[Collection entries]

= = = =

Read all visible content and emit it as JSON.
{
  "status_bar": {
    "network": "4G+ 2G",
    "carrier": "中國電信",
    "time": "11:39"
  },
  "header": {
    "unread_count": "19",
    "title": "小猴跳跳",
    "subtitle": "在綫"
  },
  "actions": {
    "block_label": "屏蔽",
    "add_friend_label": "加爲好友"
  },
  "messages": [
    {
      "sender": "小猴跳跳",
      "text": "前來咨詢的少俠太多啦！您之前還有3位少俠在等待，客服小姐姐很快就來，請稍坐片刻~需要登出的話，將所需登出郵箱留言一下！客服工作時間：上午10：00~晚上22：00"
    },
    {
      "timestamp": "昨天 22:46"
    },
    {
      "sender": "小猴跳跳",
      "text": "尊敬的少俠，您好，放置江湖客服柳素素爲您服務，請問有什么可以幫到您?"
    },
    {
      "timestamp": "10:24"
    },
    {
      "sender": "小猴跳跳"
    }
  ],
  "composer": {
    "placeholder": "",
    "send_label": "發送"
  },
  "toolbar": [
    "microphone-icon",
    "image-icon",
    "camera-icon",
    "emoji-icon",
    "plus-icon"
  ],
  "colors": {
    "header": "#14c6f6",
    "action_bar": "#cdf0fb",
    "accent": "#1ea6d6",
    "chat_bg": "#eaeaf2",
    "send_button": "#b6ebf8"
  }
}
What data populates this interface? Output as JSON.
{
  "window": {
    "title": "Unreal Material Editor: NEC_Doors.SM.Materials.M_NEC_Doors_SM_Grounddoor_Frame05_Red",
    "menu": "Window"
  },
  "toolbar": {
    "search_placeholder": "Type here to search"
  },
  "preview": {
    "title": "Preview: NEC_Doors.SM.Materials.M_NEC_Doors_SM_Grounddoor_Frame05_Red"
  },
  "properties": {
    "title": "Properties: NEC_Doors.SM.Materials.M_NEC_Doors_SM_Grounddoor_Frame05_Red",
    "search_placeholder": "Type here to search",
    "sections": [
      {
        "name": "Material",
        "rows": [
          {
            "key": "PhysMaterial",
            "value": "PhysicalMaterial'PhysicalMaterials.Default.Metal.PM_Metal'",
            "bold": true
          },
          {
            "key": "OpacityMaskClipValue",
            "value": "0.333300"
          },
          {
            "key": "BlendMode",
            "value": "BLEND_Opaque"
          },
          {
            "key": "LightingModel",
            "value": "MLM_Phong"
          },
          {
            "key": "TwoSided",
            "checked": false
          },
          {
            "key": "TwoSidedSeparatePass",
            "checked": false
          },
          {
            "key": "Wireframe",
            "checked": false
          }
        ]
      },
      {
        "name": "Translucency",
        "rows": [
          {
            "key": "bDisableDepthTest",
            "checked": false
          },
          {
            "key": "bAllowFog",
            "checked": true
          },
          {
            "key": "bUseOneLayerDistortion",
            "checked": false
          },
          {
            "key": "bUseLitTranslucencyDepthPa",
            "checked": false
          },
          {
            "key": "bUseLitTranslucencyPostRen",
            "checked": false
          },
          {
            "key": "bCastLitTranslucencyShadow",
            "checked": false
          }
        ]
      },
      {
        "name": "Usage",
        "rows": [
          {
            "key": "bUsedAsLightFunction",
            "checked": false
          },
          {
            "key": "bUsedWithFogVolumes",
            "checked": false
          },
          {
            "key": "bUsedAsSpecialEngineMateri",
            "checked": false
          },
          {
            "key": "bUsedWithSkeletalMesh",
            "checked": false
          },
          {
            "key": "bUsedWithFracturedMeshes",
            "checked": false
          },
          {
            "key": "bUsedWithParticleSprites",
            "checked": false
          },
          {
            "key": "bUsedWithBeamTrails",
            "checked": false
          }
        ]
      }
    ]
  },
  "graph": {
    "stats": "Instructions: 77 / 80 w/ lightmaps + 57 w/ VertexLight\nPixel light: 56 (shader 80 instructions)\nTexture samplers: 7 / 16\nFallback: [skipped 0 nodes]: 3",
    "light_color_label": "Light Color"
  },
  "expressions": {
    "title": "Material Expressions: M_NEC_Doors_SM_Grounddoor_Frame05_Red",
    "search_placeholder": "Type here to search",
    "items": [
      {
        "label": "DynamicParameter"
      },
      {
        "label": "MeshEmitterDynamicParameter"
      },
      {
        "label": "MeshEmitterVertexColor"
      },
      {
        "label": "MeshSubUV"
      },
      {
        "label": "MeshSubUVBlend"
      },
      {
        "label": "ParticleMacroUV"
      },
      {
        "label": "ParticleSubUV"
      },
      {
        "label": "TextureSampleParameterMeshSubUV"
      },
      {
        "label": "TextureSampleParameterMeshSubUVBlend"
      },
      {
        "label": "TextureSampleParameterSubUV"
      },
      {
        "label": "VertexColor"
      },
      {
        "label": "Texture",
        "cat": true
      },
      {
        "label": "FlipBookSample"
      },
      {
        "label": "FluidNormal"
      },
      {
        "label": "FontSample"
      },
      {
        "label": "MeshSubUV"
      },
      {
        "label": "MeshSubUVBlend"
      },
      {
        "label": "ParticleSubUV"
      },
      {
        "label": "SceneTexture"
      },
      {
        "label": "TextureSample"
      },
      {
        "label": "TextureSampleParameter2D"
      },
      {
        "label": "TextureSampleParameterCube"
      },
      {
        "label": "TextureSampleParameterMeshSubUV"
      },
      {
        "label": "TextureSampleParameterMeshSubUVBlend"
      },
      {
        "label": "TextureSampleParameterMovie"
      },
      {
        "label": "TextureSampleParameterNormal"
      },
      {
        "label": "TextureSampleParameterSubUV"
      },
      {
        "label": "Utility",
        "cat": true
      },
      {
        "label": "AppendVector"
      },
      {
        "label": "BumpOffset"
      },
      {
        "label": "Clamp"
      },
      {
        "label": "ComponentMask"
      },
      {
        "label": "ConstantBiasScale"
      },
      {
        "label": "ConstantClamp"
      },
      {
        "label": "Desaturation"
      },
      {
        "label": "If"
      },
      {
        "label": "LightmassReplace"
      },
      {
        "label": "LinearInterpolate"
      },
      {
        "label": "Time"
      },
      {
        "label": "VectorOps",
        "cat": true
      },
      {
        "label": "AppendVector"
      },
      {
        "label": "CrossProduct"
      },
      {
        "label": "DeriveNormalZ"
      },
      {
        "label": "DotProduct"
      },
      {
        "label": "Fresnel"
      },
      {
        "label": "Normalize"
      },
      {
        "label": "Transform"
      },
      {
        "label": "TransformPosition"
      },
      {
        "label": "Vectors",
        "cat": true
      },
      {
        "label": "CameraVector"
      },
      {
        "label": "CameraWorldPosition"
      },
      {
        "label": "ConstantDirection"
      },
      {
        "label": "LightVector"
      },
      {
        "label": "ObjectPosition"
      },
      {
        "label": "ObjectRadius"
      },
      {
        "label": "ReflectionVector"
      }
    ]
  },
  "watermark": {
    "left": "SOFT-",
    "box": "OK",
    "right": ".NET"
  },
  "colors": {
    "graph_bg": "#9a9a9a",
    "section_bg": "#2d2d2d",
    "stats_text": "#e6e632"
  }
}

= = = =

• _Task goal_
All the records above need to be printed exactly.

• _Result for this exercise_
Read all visible content and emit it as JSON.
{
  "status_bar": {
    "network": "4G+ 2G",
    "carrier": "中國電信",
    "time": "11:39"
  },
  "header": {
    "unread_count": "19",
    "title": "小猴跳跳",
    "subtitle": "在綫"
  },
  "actions": {
    "block_label": "屏蔽",
    "add_friend_label": "加爲好友"
  },
  "messages": [
    {
      "sender": "小猴跳跳",
      "text": "前來咨詢的少俠太多啦！您之前還有3位少俠在等待，客服小姐姐很快就來，請稍坐片刻~需要登出的話，將所需登出郵箱留言一下！客服工作時間：上午10：00~晚上22：00"
    },
    {
      "timestamp": "昨天 22:46"
    },
    {
      "sender": "小猴跳跳",
      "text": "尊敬的少俠，您好，放置江湖客服柳素素爲您服務，請問有什么可以幫到您?"
    },
    {
      "timestamp": "10:24"
    },
    {
      "sender": "小猴跳跳"
    }
  ],
  "composer": {
    "placeholder": "",
    "send_label": "發送"
  },
  "toolbar": [
    "microphone-icon",
    "image-icon",
    "camera-icon",
    "emoji-icon",
    "plus-icon"
  ],
  "colors": {
    "header": "#14c6f6",
    "action_bar": "#cdf0fb",
    "accent": "#1ea6d6",
    "chat_bg": "#eaeaf2",
    "send_button": "#b6ebf8"
  }
}
What data populates this interface? Output as JSON.
{
  "window": {
    "title": "Unreal Material Editor: NEC_Doors.SM.Materials.M_NEC_Doors_SM_Grounddoor_Frame05_Red",
    "menu": "Window"
  },
  "toolbar": {
    "search_placeholder": "Type here to search"
  },
  "preview": {
    "title": "Preview: NEC_Doors.SM.Materials.M_NEC_Doors_SM_Grounddoor_Frame05_Red"
  },
  "properties": {
    "title": "Properties: NEC_Doors.SM.Materials.M_NEC_Doors_SM_Grounddoor_Frame05_Red",
    "search_placeholder": "Type here to search",
    "sections": [
      {
        "name": "Material",
        "rows": [
          {
            "key": "PhysMaterial",
            "value": "PhysicalMaterial'PhysicalMaterials.Default.Metal.PM_Metal'",
            "bold": true
          },
          {
            "key": "OpacityMaskClipValue",
            "value": "0.333300"
          },
          {
            "key": "BlendMode",
            "value": "BLEND_Opaque"
          },
          {
            "key": "LightingModel",
            "value": "MLM_Phong"
          },
          {
            "key": "TwoSided",
            "checked": false
          },
          {
            "key": "TwoSidedSeparatePass",
            "checked": false
          },
          {
            "key": "Wireframe",
            "checked": false
          }
        ]
      },
      {
        "name": "Translucency",
        "rows": [
          {
            "key": "bDisableDepthTest",
            "checked": false
          },
          {
            "key": "bAllowFog",
            "checked": true
          },
          {
            "key": "bUseOneLayerDistortion",
            "checked": false
          },
          {
            "key": "bUseLitTranslucencyDepthPa",
            "checked": false
          },
          {
            "key": "bUseLitTranslucencyPostRen",
            "checked": false
          },
          {
            "key": "bCastLitTranslucencyShadow",
            "checked": false
          }
        ]
      },
      {
        "name": "Usage",
        "rows": [
          {
            "key": "bUsedAsLightFunction",
            "checked": false
          },
          {
            "key": "bUsedWithFogVolumes",
            "checked": false
          },
          {
            "key": "bUsedAsSpecialEngineMateri",
            "checked": false
          },
          {
            "key": "bUsedWithSkeletalMesh",
            "checked": false
          },
          {
            "key": "bUsedWithFracturedMeshes",
            "checked": false
          },
          {
            "key": "bUsedWithParticleSprites",
            "checked": false
          },
          {
            "key": "bUsedWithBeamTrails",
            "checked": false
          }
        ]
      }
    ]
  },
  "graph": {
    "stats": "Instructions: 77 / 80 w/ lightmaps + 57 w/ VertexLight\nPixel light: 56 (shader 80 instructions)\nTexture samplers: 7 / 16\nFallback: [skipped 0 nodes]: 3",
    "light_color_label": "Light Color"
  },
  "expressions": {
    "title": "Material Expressions: M_NEC_Doors_SM_Grounddoor_Frame05_Red",
    "search_placeholder": "Type here to search",
    "items": [
      {
        "label": "DynamicParameter"
      },
      {
        "label": "MeshEmitterDynamicParameter"
      },
      {
        "label": "MeshEmitterVertexColor"
      },
      {
        "label": "MeshSubUV"
      },
      {
        "label": "MeshSubUVBlend"
      },
      {
        "label": "ParticleMacroUV"
      },
      {
        "label": "ParticleSubUV"
      },
      {
        "label": "TextureSampleParameterMeshSubUV"
      },
      {
        "label": "TextureSampleParameterMeshSubUVBlend"
      },
      {
        "label": "TextureSampleParameterSubUV"
      },
      {
        "label": "VertexColor"
      },
      {
        "label": "Texture",
        "cat": true
      },
      {
        "label": "FlipBookSample"
      },
      {
        "label": "FluidNormal"
      },
      {
        "label": "FontSample"
      },
      {
        "label": "MeshSubUV"
      },
      {
        "label": "MeshSubUVBlend"
      },
      {
        "label": "ParticleSubUV"
      },
      {
        "label": "SceneTexture"
      },
      {
        "label": "TextureSample"
      },
      {
        "label": "TextureSampleParameter2D"
      },
      {
        "label": "TextureSampleParameterCube"
      },
      {
        "label": "TextureSampleParameterMeshSubUV"
      },
      {
        "label": "TextureSampleParameterMeshSubUVBlend"
      },
      {
        "label": "TextureSampleParameterMovie"
      },
      {
        "label": "TextureSampleParameterNormal"
      },
      {
        "label": "TextureSampleParameterSubUV"
      },
      {
        "label": "Utility",
        "cat": true
      },
      {
        "label": "AppendVector"
      },
      {
        "label": "BumpOffset"
      },
      {
        "label": "Clamp"
      },
      {
        "label": "ComponentMask"
      },
      {
        "label": "ConstantBiasScale"
      },
      {
        "label": "ConstantClamp"
      },
      {
        "label": "Desaturation"
      },
      {
        "label": "If"
      },
      {
        "label": "LightmassReplace"
      },
      {
        "label": "LinearInterpolate"
      },
      {
        "label": "Time"
      },
      {
        "label": "VectorOps",
        "cat": true
      },
      {
        "label": "AppendVector"
      },
      {
        "label": "CrossProduct"
      },
      {
        "label": "DeriveNormalZ"
      },
      {
        "label": "DotProduct"
      },
      {
        "label": "Fresnel"
      },
      {
        "label": "Normalize"
      },
      {
        "label": "Transform"
      },
      {
        "label": "TransformPosition"
      },
      {
        "label": "Vectors",
        "cat": true
      },
      {
        "label": "CameraVector"
      },
      {
        "label": "CameraWorldPosition"
      },
      {
        "label": "ConstantDirection"
      },
      {
        "label": "LightVector"
      },
      {
        "label": "ObjectPosition"
      },
      {
        "label": "ObjectRadius"
      },
      {
        "label": "ReflectionVector"
      }
    ]
  },
  "watermark": {
    "left": "SOFT-",
    "box": "OK",
    "right": ".NET"
  },
  "colors": {
    "graph_bg": "#9a9a9a",
    "section_bg": "#2d2d2d",
    "stats_text": "#e6e632"
  }
}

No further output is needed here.